Joan had brought a wonderful range of materials to present to the Friends, including photographs, notes and articles. It stems from the collections and work of the late George Smales Beedan (1931-2006), a former engineering lecturer at Rother Valley College, Dinnington. Mr Beedan was a noted local mining historian with strong family connections to the area and to the Hemingfield pit itself. His elder brother Maurice Smith Beedan (1922-2003) had been General Manager at Elsecar Main, and in 1980 had guided him to speak to the then head of the South Yorkshire Mines Drainage Unit, Mr Robert Ditchfield (1921-2004) to arrange a visit down the main shaft at Hemingfield in March of that year. We hope to be able to share some of this material via our social media channels (Facebook and Twitter) as well as providing more in-depth analysis in longer articles and discussion on this website.
Sunday session – Oral histories
With an embarrassment of documentary riches on Saturday, we were honoured to receive two very special guests on Sunday morning when Directors Christine and Steve welcomed Bryan and his mother Josephine on site. Steve and Christine have begun the work of gathering oral histories relating to the local area and the working life of the pit. They plan to do this through recorded interviews that seek to capture the memories of family, social and working lives in the valley over the last half century and beyond.

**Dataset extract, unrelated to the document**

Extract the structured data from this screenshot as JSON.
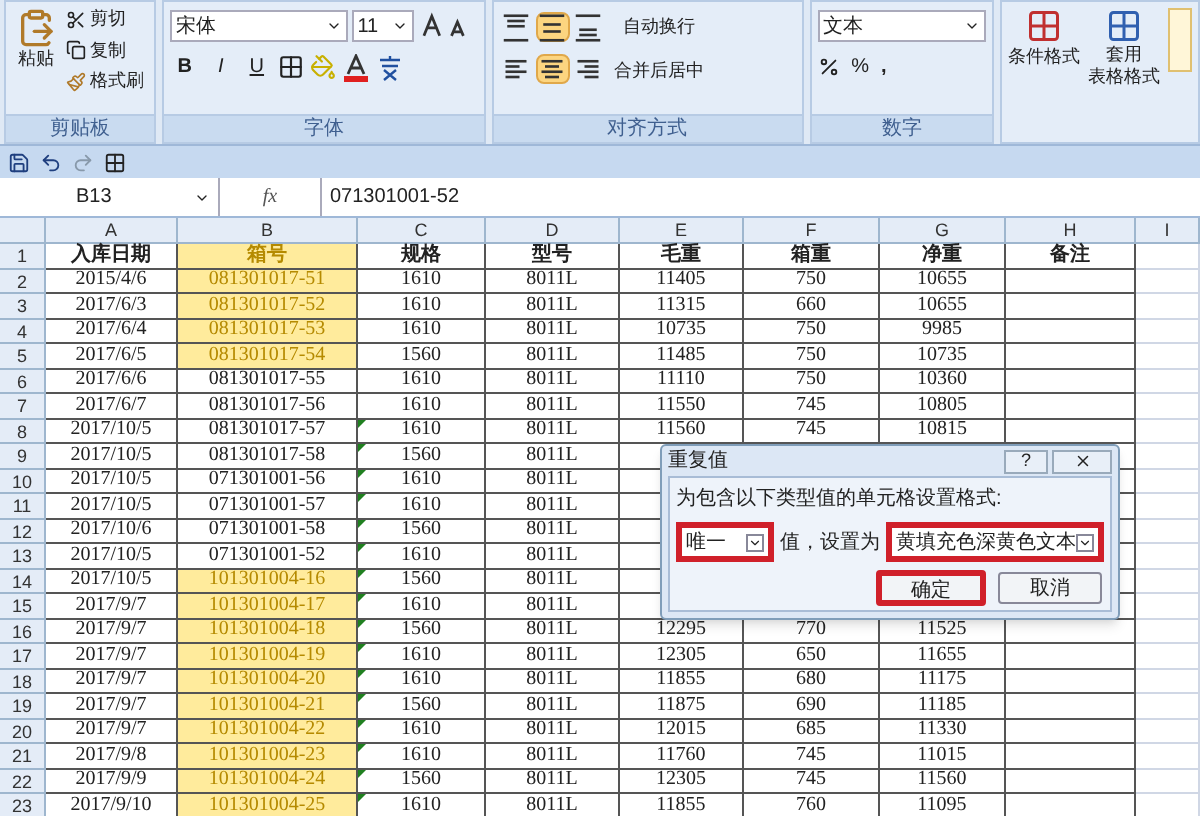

Our visitors brought with them unique insights into life in Elsecar in the twentieth century. They are a family with very strong connections to Elsecar, its pits and park. Bryan grew up in the shadow of the Newcomen Engine and Josephine shared her memories of Elsecar. Bryan kindly showed us a momento of a tragic yet remarkable event at Hemingfield Colliery in December 1940 – one of several events which we hope to document more fully, and bring to a wider audience in the near future. We are extremely grateful.
Sharing stories of the past goes hand-in-hand with discussions on the future possibilities of the site, and today’s conversations were no different, with animated exchanges on how the Friends might be able to take forward their plans to bring the site back to life, and ensure it continues to be used for the benefit of the local community. We look forward to keeping in touch with our friends and supporters.